=== EXERCISE ===
Among these records, which lines include "medias"? Copy them out.
+--
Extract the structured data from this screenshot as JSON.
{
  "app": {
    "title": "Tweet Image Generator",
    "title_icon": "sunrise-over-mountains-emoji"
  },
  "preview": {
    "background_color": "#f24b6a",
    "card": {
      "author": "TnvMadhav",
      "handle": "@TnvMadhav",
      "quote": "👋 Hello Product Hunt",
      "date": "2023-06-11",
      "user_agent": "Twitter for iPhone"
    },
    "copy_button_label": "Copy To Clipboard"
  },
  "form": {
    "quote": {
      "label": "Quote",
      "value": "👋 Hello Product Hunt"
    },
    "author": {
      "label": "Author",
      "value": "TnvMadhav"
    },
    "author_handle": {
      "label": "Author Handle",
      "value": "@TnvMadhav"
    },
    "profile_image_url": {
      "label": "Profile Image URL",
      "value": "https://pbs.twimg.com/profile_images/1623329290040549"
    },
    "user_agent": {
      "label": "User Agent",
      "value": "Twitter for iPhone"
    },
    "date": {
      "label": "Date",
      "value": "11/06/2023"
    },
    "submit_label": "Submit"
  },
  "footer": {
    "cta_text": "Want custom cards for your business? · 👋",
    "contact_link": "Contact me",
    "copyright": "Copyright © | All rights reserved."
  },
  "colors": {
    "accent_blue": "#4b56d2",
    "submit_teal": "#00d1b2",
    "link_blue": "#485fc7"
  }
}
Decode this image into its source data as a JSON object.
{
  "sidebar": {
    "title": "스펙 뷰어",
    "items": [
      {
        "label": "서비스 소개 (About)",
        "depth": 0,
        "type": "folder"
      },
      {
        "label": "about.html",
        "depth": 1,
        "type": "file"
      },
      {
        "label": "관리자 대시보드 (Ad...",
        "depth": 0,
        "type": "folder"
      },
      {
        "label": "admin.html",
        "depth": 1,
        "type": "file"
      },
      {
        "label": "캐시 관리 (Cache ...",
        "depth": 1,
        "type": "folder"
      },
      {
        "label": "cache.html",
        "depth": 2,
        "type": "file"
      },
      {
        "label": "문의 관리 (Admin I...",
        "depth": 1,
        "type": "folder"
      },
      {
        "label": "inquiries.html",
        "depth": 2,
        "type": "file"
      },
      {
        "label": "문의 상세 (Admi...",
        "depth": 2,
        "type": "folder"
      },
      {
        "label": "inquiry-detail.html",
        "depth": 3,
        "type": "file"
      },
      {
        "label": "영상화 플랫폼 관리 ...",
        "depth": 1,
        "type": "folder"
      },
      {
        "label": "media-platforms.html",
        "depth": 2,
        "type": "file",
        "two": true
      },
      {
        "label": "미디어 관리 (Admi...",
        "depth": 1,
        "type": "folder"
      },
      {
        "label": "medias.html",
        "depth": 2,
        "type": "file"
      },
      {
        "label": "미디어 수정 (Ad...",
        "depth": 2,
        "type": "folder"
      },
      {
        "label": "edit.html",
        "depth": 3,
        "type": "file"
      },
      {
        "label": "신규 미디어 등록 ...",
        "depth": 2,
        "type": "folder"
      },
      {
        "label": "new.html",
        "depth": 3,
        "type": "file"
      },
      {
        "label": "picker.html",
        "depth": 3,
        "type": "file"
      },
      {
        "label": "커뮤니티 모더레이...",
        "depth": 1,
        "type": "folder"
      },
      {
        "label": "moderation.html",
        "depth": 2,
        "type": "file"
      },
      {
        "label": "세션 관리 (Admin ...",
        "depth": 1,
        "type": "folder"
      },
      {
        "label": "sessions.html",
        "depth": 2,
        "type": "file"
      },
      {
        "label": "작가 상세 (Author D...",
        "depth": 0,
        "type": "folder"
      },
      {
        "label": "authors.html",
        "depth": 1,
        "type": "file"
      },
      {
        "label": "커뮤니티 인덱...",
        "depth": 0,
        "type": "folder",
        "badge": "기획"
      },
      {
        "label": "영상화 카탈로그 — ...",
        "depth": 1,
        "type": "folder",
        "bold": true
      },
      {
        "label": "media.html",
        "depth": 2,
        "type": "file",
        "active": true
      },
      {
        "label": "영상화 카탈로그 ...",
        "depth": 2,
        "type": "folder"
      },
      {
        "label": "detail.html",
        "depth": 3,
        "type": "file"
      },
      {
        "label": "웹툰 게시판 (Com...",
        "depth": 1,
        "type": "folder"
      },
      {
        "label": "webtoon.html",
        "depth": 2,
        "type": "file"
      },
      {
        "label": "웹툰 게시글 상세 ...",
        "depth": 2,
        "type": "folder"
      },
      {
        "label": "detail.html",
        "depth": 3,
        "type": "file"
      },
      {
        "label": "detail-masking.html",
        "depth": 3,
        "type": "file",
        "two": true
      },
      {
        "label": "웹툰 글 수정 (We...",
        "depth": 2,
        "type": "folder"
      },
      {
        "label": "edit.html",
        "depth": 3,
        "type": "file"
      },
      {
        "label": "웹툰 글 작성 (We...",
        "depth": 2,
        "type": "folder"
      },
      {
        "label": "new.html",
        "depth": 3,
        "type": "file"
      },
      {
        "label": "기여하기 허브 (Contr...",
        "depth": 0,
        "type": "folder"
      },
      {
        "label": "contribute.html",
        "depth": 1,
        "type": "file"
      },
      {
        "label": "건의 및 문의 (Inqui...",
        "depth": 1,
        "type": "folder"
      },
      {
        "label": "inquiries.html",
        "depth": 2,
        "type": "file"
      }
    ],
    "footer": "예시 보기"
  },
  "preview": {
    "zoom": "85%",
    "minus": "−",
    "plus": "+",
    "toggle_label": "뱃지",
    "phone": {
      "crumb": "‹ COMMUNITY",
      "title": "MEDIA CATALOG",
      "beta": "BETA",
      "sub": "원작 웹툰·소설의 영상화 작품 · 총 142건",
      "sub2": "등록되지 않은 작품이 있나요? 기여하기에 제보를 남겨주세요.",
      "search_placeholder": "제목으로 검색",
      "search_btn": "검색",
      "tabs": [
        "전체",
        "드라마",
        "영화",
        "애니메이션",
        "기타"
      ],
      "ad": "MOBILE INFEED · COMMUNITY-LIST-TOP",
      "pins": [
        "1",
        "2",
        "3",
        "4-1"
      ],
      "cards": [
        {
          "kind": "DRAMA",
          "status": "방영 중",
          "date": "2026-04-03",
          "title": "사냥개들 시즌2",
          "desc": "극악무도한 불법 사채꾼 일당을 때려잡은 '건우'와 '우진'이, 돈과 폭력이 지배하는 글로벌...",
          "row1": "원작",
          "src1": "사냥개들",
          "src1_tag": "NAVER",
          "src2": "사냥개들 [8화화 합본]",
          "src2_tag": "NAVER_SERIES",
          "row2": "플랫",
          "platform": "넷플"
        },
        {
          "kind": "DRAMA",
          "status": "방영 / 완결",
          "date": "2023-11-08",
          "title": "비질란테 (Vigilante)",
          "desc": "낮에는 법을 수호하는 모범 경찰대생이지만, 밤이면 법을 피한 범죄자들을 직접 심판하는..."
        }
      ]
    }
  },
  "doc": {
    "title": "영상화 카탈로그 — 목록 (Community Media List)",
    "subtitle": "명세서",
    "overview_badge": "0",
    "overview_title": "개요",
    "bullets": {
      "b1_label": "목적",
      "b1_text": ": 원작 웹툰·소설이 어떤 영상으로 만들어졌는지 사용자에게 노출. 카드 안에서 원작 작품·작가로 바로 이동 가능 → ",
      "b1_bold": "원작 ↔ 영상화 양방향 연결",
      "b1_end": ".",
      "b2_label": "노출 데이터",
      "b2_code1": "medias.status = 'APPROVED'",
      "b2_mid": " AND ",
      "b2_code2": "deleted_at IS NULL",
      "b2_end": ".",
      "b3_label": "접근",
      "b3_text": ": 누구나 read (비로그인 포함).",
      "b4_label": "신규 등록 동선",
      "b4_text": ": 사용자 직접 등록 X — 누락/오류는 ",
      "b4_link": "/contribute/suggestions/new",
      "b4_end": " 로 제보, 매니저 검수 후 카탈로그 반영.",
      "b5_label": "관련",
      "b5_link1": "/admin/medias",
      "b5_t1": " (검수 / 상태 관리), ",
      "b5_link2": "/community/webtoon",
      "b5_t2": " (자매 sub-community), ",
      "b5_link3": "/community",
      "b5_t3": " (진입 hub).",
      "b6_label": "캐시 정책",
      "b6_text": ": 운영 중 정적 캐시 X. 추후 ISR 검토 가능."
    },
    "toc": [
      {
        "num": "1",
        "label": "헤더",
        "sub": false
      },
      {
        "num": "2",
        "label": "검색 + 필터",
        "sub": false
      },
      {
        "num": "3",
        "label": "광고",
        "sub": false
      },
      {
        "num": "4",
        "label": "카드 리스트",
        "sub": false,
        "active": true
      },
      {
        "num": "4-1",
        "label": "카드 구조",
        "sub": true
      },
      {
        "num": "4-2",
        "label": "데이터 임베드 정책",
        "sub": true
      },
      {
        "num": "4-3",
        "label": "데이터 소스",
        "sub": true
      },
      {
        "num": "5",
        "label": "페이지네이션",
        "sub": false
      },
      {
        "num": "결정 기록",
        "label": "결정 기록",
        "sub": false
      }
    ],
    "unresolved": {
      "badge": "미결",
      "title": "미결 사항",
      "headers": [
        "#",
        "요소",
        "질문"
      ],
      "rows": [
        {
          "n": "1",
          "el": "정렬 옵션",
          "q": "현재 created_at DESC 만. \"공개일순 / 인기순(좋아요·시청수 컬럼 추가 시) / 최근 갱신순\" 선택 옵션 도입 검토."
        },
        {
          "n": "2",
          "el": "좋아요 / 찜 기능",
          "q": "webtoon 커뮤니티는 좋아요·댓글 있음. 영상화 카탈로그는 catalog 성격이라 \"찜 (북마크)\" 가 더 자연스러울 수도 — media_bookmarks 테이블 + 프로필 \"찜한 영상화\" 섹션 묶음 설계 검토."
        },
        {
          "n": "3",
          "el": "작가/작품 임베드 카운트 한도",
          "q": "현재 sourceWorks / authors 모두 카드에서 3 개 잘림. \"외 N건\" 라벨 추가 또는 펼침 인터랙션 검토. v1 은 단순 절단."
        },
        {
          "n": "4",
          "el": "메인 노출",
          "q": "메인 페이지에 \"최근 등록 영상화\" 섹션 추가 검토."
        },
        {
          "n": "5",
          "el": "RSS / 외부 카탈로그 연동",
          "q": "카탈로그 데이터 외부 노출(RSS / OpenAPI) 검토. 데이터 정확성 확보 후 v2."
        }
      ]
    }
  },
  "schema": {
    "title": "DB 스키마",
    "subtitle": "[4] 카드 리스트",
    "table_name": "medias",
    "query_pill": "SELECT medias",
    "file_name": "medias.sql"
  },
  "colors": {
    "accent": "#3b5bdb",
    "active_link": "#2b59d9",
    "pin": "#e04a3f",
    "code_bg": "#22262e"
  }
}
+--
=== ANSWER AREA ===
        "label": "medias.html",
      "b2_code1": "medias.status = 'APPROVED'",
      "b5_link1": "/admin/medias",
    "table_name": "medias",
    "query_pill": "SELECT medias",
    "file_name": "medias.sql"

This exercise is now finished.